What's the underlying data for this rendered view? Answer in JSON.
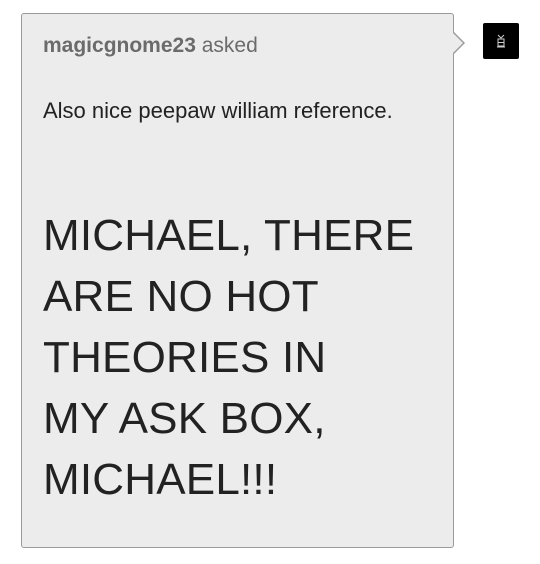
{
  "ask": {
    "asker_name": "magicgnome23",
    "asked_word": "asked",
    "small_text": "Also nice peepaw william reference.",
    "big_lines": [
      "MICHAEL, THERE",
      "ARE NO HOT",
      "THEORIES IN",
      "MY ASK BOX,",
      "MICHAEL!!!"
    ]
  },
  "avatar": {
    "icon": "avatar-icon"
  },
  "colors": {
    "card_bg": "#ececec",
    "card_border": "#9a9a9a",
    "asker_text": "#6b6b6b",
    "body_text": "#222222",
    "avatar_bg": "#000000"
  }
}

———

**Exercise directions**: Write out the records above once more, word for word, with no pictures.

**Answer area**:
What's the underlying data for this rendered view? Answer in JSON.
{
  "ask": {
    "asker_name": "magicgnome23",
    "asked_word": "asked",
    "small_text": "Also nice peepaw william reference.",
    "big_lines": [
      "MICHAEL, THERE",
      "ARE NO HOT",
      "THEORIES IN",
      "MY ASK BOX,",
      "MICHAEL!!!"
    ]
  },
  "avatar": {
    "icon": "avatar-icon"
  },
  "colors": {
    "card_bg": "#ececec",
    "card_border": "#9a9a9a",
    "asker_text": "#6b6b6b",
    "body_text": "#222222",
    "avatar_bg": "#000000"
  }
}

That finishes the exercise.